### [What you have to do]
Where a line of the data below has the string "post", copy that line.

### [Exercise data]
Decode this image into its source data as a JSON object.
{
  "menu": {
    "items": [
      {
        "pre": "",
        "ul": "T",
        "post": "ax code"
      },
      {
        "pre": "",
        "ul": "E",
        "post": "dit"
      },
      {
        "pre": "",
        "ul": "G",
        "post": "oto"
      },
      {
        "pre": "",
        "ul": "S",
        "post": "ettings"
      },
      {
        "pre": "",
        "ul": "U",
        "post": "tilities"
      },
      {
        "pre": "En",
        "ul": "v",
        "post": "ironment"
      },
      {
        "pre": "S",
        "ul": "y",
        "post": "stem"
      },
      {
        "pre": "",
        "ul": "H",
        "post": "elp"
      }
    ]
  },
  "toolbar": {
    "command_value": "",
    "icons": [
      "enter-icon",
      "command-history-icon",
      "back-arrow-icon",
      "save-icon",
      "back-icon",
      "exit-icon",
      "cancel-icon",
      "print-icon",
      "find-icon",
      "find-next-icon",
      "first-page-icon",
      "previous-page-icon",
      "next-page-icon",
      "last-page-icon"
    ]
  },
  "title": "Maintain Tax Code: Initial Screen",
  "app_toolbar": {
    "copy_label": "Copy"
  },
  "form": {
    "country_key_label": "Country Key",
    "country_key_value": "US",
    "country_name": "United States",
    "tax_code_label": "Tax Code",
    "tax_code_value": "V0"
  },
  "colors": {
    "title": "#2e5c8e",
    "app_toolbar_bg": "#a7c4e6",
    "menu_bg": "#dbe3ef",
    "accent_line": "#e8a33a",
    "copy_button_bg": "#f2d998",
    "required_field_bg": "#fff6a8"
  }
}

### [Written solution]
        "post": "ax code"
        "post": "dit"
        "post": "oto"
        "post": "ettings"
        "post": "tilities"
        "post": "ironment"
        "post": "stem"
        "post": "elp"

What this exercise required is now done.